What needs to be done: Pictures do not belong in the copy; print every entry exactly as it stands.

Dataset extract:
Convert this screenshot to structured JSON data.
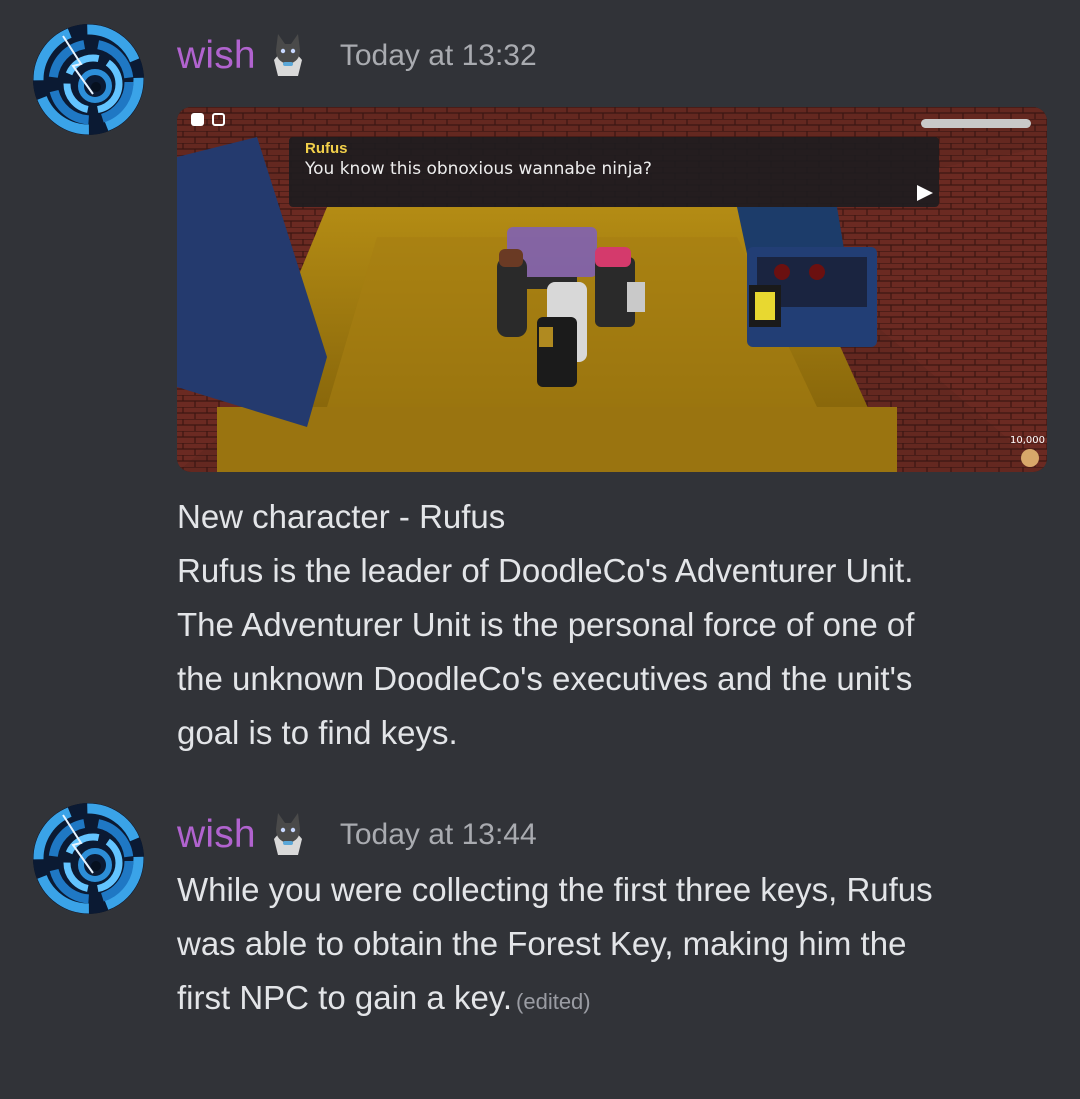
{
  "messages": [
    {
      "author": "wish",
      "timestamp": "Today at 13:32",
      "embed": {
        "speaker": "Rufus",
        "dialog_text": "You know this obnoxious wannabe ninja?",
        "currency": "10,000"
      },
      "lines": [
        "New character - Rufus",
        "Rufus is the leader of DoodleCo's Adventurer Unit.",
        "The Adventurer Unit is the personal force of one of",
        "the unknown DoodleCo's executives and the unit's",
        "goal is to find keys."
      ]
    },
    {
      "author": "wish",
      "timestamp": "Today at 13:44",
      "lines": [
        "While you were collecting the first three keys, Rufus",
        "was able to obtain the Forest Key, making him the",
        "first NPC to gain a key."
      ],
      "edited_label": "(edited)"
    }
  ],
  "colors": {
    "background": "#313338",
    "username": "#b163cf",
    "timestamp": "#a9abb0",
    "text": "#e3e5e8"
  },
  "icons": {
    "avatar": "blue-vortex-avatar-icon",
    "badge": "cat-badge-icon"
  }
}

Result for this exercise:
Convert this screenshot to structured JSON data.
{
  "messages": [
    {
      "author": "wish",
      "timestamp": "Today at 13:32",
      "embed": {
        "speaker": "Rufus",
        "dialog_text": "You know this obnoxious wannabe ninja?",
        "currency": "10,000"
      },
      "lines": [
        "New character - Rufus",
        "Rufus is the leader of DoodleCo's Adventurer Unit.",
        "The Adventurer Unit is the personal force of one of",
        "the unknown DoodleCo's executives and the unit's",
        "goal is to find keys."
      ]
    },
    {
      "author": "wish",
      "timestamp": "Today at 13:44",
      "lines": [
        "While you were collecting the first three keys, Rufus",
        "was able to obtain the Forest Key, making him the",
        "first NPC to gain a key."
      ],
      "edited_label": "(edited)"
    }
  ],
  "colors": {
    "background": "#313338",
    "username": "#b163cf",
    "timestamp": "#a9abb0",
    "text": "#e3e5e8"
  },
  "icons": {
    "avatar": "blue-vortex-avatar-icon",
    "badge": "cat-badge-icon"
  }
}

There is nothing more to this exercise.